Project Title

Interdependent Self-Construal and Student Academic Dishonesty via GroupMe

Academic department under which the project should be listed

Psychology

Faculty Sponsor Name

Jennifer Willard

Study is currently under IRB review.

Project Type

Event

Abstract (300 words maximum)

The current study investigates the possible relationship between interdependent self-construal and students’ academic dishonesty via a text message app, GroupMe. Students use GroupMe to discuss both personal, academic, and class-specific content. Interdependent self-construal focuses on the idea that people’s concept of identity is determined by their group memberships. Markus and Kitayama (1991) argue that individuals with a interdependent self-construal are more likely to pay attention to others and to social context, and to consider others’ opinions, desires, and needs. Prior research has shown that students with interdependent self-construal are more likely to cheat within the group and depend on their peers more than students without an interdependent self-construal (Nakashima et al., 2008). We sought to examine whether this finding extends to cheating occurring via GroupMe. Undergraduate students will be asked to complete an online questionnaire that measures interdependent self-construal and the extent to which they have engaged in academic dishonesty via GroupMe. We expect that students with a greater sense of interdependent self-construal will be more likely to use GroupMe to participate in academic dishonesty. Understanding what personality traits are associated with academic dishonesty that occurs through new technologies may be helpful in determining potential methods for deterring this behavior.

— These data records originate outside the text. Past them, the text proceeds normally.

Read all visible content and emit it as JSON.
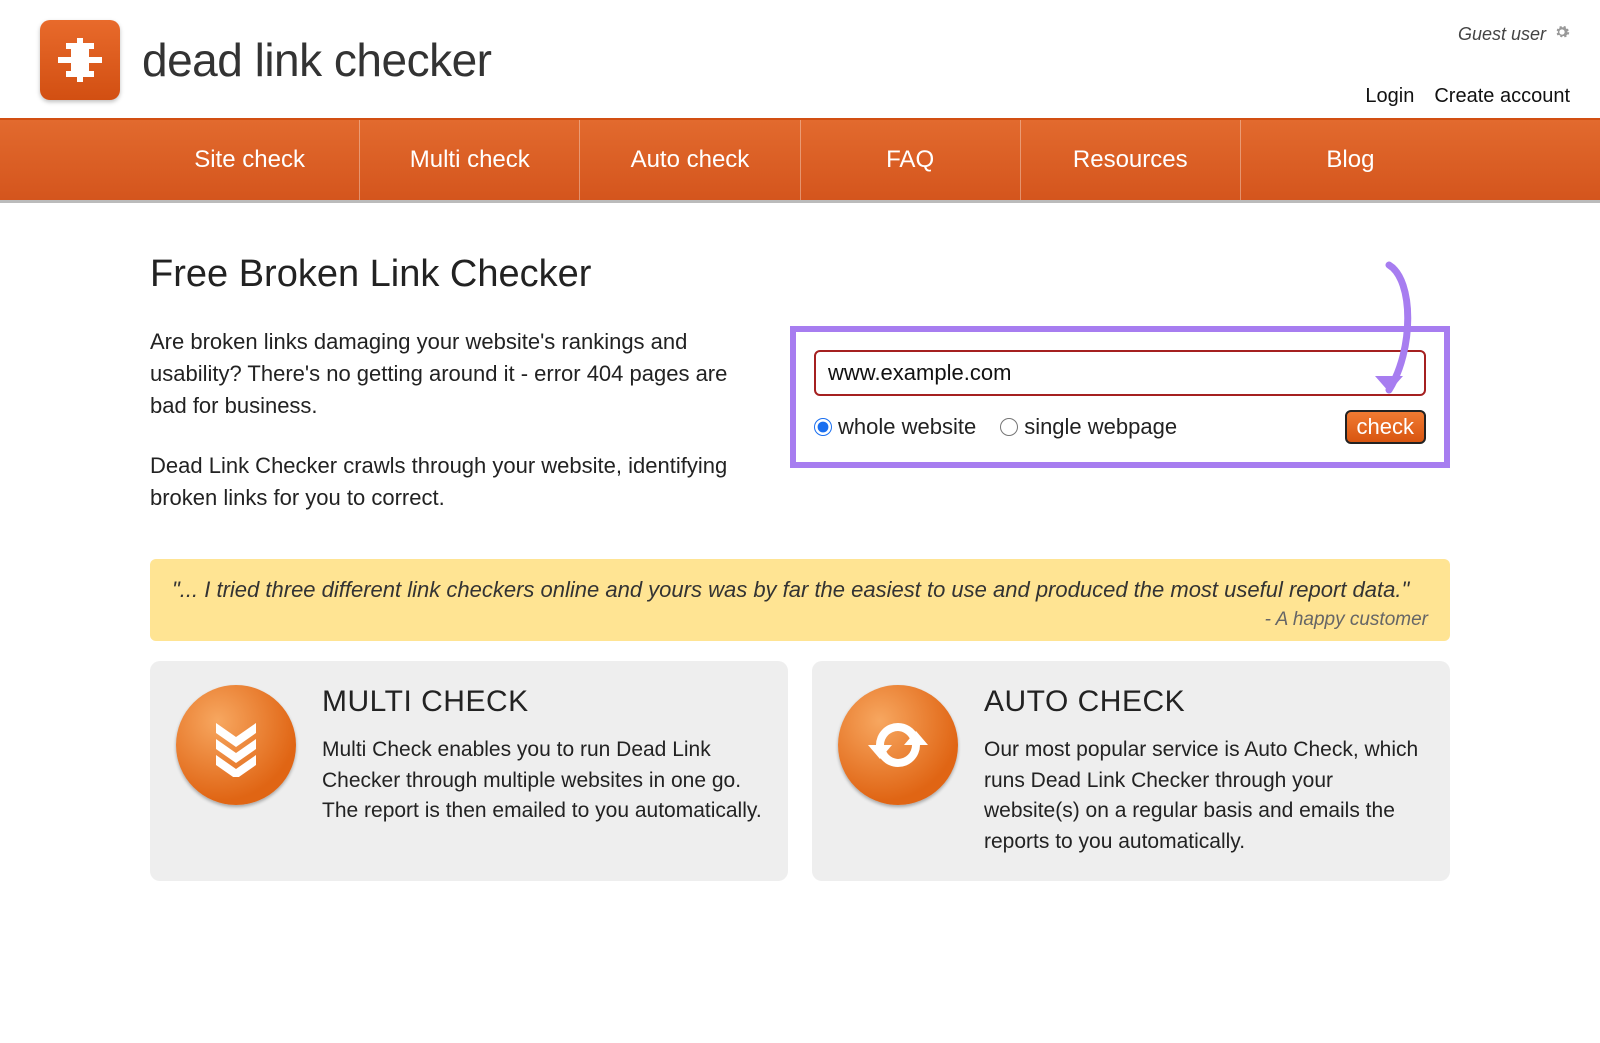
{
  "header": {
    "site_title": "dead link checker",
    "guest_label": "Guest user",
    "login": "Login",
    "create_account": "Create account"
  },
  "nav": {
    "items": [
      "Site check",
      "Multi check",
      "Auto check",
      "FAQ",
      "Resources",
      "Blog"
    ]
  },
  "main": {
    "title": "Free Broken Link Checker",
    "para1": "Are broken links damaging your website's rankings and usability? There's no getting around it - error 404 pages are bad for business.",
    "para2": "Dead Link Checker crawls through your website, identifying broken links for you to correct."
  },
  "check_form": {
    "url_value": "www.example.com",
    "radio_whole": "whole website",
    "radio_single": "single webpage",
    "selected": "whole",
    "button": "check"
  },
  "testimonial": {
    "quote": "\"... I tried three different link checkers online and yours was by far the easiest to use and produced the most useful report data.\"",
    "attrib": "- A happy customer"
  },
  "cards": {
    "multi": {
      "title": "MULTI CHECK",
      "body": "Multi Check enables you to run Dead Link Checker through multiple websites in one go. The report is then emailed to you automatically."
    },
    "auto": {
      "title": "AUTO CHECK",
      "body": "Our most popular service is Auto Check, which runs Dead Link Checker through your website(s) on a regular basis and emails the reports to you automatically."
    }
  }
}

This document is currently not available here.

Share

COinS
 

Interdependent Self-Construal and Student Academic Dishonesty via GroupMe

The current study investigates the possible relationship between interdependent self-construal and students’ academic dishonesty via a text message app, GroupMe. Students use GroupMe to discuss both personal, academic, and class-specific content. Interdependent self-construal focuses on the idea that people’s concept of identity is determined by their group memberships. Markus and Kitayama (1991) argue that individuals with a interdependent self-construal are more likely to pay attention to others and to social context, and to consider others’ opinions, desires, and needs. Prior research has shown that students with interdependent self-construal are more likely to cheat within the group and depend on their peers more than students without an interdependent self-construal (Nakashima et al., 2008). We sought to examine whether this finding extends to cheating occurring via GroupMe. Undergraduate students will be asked to complete an online questionnaire that measures interdependent self-construal and the extent to which they have engaged in academic dishonesty via GroupMe. We expect that students with a greater sense of interdependent self-construal will be more likely to use GroupMe to participate in academic dishonesty. Understanding what personality traits are associated with academic dishonesty that occurs through new technologies may be helpful in determining potential methods for deterring this behavior.